Skip navigation

Yet Another Job for Planners: Clearing the Air

Having a conversation with your venue about indoor air quality is a must. Here are some resources to help you understand the basics.

A meeting professional’s expertise can go in any number of directions: marketing, adult education, event design, site selection, contracting, event technology … It’s a dynamic role. And as varied as the job description can be, how many planners in early 2020 would have included an understanding of indoor air quality?

Fast forward to today, and the topic is an obvious health issue. When the pandemic started, many venues focused on surface hygiene, but it became clear that Covid passed from one person to another primarily through airborne transmission.
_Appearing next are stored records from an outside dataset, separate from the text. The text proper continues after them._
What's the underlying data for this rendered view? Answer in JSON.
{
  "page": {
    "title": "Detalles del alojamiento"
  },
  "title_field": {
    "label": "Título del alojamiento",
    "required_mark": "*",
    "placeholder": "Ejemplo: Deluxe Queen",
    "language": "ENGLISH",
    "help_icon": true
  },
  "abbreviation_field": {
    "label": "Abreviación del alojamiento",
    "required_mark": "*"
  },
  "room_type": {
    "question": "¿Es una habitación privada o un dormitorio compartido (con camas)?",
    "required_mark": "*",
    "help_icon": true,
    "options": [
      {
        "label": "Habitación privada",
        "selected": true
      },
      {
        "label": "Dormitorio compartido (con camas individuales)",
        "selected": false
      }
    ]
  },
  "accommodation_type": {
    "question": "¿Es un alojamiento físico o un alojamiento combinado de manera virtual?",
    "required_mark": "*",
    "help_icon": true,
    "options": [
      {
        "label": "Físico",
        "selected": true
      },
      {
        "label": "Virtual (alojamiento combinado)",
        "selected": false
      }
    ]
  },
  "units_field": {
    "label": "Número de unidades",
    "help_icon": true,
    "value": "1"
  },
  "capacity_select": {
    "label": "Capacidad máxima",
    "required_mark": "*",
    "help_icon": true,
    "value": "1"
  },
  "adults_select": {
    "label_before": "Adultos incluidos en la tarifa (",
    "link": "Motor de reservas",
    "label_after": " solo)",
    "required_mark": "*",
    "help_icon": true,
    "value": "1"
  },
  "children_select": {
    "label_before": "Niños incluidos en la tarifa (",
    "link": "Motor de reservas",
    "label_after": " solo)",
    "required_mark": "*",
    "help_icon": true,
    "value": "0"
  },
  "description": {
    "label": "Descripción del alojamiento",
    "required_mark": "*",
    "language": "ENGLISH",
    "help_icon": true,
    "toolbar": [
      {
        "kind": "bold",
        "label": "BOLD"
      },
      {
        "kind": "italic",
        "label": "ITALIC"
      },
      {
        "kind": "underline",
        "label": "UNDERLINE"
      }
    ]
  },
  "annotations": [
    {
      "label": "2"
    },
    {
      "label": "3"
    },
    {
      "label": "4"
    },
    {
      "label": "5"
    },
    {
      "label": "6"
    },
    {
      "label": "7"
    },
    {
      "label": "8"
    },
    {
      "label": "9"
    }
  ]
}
A discussion with any potential meeting venue should cover air-circulation and air-quality issues.

The Centers for Disease Control and Prevention’s white paper on ventilation is a comprehensive source for information and guidance, and this article from is a good intro to the topic. The article is addressed to hoteliers but provides meeting planners with some basics on HVAC filtration and some ways to improve ventilation. For instance, did you know that a humidity level of 40 percent to 60 percent is the best for combating the spread of viruses

Another important tip: “If HVAC systems are used, they should be regularly inspected, maintained and cleaned. This is crucial as many hotel rooms have been dormant over the past 18 months, which could have resulted in mold growth due to the stagnant enclosed environment. If your hotel operates a regular maintenance procedure, then you will be much safer.”

For more tips on ensuring good air quality at meetings, read this MeetingsNet article.


Hide comments


  • Allowed HTML tags: <em> <strong> <blockquote> <br> <p>

Plain text

  • No HTML tags allowed.
  • Web page addresses and e-mail addresses turn into links automatically.
  • Lines and paragraphs break automatically.